Rushanara Ali, Labour MP for Bethnal Green and Bow, said: ‘It’s an absolute scandal the government is providing this tax break to Tesco while millions of self-employed and freelance workers, even those who qualify, cannot get any money until June.’ Joe Healey, an analyst at The Share Centre, described it as ‘a somewhat aggressive move by a company who has openly announced a significant uptick in costs associated with the pandemic, defying similar companies such as Morrisons which has deferred dividends’.
Tesco predicts operating costs will rise by £650million to £925million due to the virus, but has also seen sales jump by 30 per cent in recent weeks.
■ SAINSBURY’S has lifted buying restrictions on thousands of products to help customers shop for vulnerable people unable to leave their homes. The supermarket is also offering an additional 150,000 elderly and vulnerable shoppers a priority delivery slot. Restrictions will remain in place for items such as pasta and long-life milk, which are limited to two per customer.

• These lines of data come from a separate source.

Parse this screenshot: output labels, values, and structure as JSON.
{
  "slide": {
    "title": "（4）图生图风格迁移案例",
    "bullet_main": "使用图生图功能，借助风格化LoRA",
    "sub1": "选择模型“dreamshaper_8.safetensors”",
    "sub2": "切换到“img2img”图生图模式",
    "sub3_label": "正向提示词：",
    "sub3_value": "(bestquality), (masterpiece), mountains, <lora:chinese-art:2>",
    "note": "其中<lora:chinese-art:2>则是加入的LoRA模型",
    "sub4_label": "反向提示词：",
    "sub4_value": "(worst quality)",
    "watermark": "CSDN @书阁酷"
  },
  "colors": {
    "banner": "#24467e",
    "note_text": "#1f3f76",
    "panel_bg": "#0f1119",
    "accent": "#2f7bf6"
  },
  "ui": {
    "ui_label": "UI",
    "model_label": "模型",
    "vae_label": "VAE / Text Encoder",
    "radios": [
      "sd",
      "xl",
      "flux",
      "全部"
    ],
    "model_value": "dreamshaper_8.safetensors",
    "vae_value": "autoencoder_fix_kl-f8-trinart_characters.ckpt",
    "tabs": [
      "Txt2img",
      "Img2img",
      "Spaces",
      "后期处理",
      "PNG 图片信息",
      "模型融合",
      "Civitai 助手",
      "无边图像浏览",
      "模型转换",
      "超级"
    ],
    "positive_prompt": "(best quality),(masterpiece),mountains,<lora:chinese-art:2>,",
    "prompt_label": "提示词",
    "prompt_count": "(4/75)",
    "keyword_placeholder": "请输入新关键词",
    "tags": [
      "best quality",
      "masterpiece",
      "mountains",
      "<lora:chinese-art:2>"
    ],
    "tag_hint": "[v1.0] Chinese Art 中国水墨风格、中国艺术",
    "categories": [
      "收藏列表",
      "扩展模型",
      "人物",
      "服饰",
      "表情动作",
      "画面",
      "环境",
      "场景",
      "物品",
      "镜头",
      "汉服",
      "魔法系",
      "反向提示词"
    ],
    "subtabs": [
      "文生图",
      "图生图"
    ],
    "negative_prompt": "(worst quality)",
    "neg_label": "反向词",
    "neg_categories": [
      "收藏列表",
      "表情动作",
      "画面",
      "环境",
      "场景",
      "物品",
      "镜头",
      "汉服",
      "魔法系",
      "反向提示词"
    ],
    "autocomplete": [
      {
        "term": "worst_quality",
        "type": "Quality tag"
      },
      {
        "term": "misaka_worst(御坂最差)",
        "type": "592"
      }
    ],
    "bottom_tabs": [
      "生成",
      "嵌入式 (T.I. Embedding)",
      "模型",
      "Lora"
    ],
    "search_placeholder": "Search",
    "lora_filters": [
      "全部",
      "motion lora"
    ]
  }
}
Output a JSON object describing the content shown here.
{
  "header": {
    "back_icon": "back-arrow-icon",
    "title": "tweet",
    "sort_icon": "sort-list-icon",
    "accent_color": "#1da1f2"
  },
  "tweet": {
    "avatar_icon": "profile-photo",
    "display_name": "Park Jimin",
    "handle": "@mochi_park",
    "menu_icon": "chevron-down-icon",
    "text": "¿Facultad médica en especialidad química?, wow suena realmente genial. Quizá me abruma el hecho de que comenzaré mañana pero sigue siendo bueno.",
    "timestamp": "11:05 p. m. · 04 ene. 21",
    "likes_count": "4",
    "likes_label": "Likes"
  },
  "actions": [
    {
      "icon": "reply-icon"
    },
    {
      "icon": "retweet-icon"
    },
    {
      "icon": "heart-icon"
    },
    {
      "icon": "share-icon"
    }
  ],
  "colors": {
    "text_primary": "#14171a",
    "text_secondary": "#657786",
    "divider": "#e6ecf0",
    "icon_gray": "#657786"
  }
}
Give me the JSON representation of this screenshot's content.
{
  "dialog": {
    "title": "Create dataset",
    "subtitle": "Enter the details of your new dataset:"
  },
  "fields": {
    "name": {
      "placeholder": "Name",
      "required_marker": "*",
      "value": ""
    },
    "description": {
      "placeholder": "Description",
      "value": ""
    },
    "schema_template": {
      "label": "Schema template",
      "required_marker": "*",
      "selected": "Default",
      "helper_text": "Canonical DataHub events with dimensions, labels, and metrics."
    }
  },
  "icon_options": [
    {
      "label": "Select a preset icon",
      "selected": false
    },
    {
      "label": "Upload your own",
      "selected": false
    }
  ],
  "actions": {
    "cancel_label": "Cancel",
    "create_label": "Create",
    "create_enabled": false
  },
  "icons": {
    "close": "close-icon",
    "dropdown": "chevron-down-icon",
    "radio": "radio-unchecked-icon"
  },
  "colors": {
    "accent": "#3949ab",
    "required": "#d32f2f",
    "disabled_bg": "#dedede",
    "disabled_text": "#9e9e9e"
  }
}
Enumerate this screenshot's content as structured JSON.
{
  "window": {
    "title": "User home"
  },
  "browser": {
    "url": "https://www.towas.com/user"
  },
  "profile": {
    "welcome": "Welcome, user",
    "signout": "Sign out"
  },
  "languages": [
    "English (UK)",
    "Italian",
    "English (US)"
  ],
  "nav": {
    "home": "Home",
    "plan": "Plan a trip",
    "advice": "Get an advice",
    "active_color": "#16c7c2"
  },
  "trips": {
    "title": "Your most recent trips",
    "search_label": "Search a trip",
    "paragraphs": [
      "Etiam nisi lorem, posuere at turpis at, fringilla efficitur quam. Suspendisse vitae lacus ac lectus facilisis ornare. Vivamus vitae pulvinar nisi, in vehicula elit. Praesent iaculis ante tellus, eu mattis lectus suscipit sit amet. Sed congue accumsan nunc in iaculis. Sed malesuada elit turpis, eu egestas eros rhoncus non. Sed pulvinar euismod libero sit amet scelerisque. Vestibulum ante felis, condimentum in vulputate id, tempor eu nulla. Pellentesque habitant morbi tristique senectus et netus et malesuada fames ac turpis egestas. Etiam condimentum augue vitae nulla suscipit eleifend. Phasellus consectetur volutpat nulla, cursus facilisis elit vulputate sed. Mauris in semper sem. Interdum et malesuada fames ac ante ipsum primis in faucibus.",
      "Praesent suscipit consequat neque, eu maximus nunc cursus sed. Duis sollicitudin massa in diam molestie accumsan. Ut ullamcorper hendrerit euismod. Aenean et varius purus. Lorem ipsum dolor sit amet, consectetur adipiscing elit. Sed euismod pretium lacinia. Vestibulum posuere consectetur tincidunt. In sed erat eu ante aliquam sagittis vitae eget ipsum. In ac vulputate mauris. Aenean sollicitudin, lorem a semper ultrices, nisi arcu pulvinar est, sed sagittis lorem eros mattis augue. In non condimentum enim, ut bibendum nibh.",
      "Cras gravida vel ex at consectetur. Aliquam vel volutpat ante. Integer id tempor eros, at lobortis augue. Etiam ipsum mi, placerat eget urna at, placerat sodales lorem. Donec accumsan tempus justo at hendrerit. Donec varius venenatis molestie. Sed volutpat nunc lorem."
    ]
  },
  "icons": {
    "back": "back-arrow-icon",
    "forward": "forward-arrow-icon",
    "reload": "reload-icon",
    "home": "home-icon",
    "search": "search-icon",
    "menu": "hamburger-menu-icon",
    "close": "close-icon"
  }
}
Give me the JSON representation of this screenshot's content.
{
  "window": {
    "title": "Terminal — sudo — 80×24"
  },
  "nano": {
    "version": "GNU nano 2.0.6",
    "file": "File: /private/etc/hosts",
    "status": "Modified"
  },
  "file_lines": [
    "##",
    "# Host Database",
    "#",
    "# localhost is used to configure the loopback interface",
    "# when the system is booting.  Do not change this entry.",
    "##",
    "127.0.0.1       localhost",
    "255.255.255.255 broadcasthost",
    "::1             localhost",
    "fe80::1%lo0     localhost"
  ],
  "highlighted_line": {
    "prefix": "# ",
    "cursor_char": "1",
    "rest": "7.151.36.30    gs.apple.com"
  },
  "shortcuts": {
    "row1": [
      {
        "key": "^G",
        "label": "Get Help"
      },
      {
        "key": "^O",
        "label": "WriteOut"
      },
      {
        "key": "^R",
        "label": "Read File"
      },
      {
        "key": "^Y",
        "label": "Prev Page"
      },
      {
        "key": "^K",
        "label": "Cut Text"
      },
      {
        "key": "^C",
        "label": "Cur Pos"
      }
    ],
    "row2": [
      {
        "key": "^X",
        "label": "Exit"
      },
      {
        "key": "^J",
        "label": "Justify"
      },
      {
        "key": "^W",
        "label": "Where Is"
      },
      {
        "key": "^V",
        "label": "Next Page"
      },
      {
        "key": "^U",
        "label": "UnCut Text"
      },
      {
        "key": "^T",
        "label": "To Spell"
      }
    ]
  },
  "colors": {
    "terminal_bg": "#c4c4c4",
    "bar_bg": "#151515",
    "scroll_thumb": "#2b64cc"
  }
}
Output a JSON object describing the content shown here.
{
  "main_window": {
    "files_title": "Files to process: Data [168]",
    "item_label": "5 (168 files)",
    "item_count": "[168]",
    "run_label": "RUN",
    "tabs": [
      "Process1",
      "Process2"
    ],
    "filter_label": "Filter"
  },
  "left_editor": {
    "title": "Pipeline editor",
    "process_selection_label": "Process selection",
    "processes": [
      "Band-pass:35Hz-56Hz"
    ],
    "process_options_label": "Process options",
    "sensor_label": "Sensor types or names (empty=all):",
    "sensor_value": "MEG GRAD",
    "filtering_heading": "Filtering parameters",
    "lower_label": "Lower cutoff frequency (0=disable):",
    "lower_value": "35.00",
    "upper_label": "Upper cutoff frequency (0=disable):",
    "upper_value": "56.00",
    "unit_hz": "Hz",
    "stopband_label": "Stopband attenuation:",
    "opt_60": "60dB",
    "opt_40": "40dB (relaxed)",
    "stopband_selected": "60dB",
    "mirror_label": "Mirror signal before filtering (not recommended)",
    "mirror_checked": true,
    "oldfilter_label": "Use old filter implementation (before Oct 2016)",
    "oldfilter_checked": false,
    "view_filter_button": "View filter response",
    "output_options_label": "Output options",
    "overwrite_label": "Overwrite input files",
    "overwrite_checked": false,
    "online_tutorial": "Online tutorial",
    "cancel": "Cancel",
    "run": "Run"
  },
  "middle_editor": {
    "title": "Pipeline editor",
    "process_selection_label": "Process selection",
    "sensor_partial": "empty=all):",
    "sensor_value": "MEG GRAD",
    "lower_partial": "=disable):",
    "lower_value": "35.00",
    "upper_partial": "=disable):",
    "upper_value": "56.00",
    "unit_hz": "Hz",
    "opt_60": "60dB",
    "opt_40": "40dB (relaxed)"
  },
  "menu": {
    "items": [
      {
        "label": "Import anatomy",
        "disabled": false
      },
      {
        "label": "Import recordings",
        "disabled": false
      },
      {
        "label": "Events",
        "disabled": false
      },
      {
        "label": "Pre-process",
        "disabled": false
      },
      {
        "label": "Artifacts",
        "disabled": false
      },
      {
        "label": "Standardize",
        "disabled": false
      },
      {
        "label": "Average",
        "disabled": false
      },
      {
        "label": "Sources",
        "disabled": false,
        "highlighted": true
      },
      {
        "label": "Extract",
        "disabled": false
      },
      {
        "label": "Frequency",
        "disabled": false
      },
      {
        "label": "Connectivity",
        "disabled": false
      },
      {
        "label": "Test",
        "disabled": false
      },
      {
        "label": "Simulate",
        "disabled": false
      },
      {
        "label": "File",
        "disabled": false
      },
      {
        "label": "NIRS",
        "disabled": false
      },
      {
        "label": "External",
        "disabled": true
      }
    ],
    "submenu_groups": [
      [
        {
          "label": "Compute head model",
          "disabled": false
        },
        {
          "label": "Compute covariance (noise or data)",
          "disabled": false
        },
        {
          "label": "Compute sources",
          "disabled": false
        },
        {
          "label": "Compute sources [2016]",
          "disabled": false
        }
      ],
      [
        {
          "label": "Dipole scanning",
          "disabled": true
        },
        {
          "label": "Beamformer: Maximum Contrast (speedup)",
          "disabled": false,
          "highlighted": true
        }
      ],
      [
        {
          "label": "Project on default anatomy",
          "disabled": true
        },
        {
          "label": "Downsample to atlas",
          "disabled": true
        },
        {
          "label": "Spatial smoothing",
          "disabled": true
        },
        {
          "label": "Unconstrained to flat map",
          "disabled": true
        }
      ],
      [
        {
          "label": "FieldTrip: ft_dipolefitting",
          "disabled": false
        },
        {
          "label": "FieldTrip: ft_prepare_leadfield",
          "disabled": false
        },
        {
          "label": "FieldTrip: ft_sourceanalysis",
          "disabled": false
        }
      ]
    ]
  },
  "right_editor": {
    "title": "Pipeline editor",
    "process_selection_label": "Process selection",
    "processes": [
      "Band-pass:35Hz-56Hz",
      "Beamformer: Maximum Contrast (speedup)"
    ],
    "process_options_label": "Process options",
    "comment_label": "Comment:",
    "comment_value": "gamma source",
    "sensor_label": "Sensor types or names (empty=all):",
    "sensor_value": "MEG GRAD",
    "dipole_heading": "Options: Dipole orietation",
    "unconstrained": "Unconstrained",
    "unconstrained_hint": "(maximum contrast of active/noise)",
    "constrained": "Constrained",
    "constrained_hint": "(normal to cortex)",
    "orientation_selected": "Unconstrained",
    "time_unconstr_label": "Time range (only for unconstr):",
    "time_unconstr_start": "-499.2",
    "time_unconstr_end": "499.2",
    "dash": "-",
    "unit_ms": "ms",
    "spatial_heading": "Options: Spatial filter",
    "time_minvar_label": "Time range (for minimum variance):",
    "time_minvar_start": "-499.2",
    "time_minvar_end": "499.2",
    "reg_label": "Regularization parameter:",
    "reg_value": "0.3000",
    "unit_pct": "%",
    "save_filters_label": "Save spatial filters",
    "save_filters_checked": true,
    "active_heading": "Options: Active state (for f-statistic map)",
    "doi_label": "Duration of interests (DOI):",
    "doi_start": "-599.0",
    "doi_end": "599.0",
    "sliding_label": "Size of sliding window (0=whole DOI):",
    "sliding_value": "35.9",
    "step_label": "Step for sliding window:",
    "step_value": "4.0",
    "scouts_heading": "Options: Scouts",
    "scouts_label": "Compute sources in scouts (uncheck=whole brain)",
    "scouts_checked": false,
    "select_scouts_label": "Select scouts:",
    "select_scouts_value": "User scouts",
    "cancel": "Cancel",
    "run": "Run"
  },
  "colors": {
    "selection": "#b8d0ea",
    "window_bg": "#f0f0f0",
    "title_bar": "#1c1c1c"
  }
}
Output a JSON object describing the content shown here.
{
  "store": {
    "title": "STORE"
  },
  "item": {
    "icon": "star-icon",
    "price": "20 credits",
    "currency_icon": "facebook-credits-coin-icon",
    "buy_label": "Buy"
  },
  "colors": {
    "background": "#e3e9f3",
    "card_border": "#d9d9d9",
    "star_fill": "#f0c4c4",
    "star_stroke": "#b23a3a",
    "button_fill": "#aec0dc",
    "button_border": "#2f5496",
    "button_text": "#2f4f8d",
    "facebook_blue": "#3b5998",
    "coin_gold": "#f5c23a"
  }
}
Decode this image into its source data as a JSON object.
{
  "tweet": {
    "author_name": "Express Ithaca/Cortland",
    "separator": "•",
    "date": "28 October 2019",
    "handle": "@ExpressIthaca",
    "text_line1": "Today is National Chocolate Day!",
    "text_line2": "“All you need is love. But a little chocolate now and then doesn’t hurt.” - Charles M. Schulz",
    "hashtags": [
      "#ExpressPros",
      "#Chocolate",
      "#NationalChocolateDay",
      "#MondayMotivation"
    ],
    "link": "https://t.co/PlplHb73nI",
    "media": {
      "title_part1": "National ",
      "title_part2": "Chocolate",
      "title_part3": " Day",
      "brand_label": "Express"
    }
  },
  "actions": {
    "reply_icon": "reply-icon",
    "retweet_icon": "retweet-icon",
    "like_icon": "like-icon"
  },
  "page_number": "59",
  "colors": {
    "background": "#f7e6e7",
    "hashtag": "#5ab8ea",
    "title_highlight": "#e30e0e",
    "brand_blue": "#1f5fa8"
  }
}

Twitter boss gives $1bn to set up fighting fund
TWITTER founder Jack Dorsey has committed $1billion to a new venture aimed initially at tackling coronavirus.
The social media boss will raise the cash by gradually selling shares in his financial services company Square.
Revealing the new venture Start Small in a series of tweets, he did not say how he intended to use the money in the fight against Covid-19.
But he said all the organisation’s spending would be disclosed on a public Google Doc spreadsheet. He added that ‘once we have disarmed this pandemic’, Start Small’s focus would switch to girls’ health and education.
It will also fund research into the potential benefits of universal basic income — governments giving money to every citizen.
Dorsey’s company Square offers services such as enabling small traders to use a mobile phone as a card machine to take payments.
The 43-year-old (above) said the $1billion (£790million) of shares he is selling represented 28 per cent of his fortune.
Insurance giants scrap shareholder dividends
THREE of the UK’s biggest insurance companies have said they will scrap planned dividends this year due to the pandemic. Aviva, Direct Line and RSA Group have all said they will not be paying out to shareholders, following advice from regulators calling for insurers to preserve their cash because of the uncertainty. But rival Legal & General said it would continue paying its dividend, despite the request. Banks have already been ordered to ban dividends and bonuses.
Tui cancels its package holidays until mid-May
TUI has suspended its beach holidays for the next five weeks. The travel firm cancelled all trips until May 15, while its Marella Cruises sailings were axed until at least June. ‘We will start taking people on holiday again as soon as we are able to do so,’ said a spokeswoman, adding those with cancelled bookings ‘will be able to amend their holiday to any other Tui package on sale’. The firm did not say that customers would be entitled to a refund. Under EU law, travel companies must offer refunds within 14 days.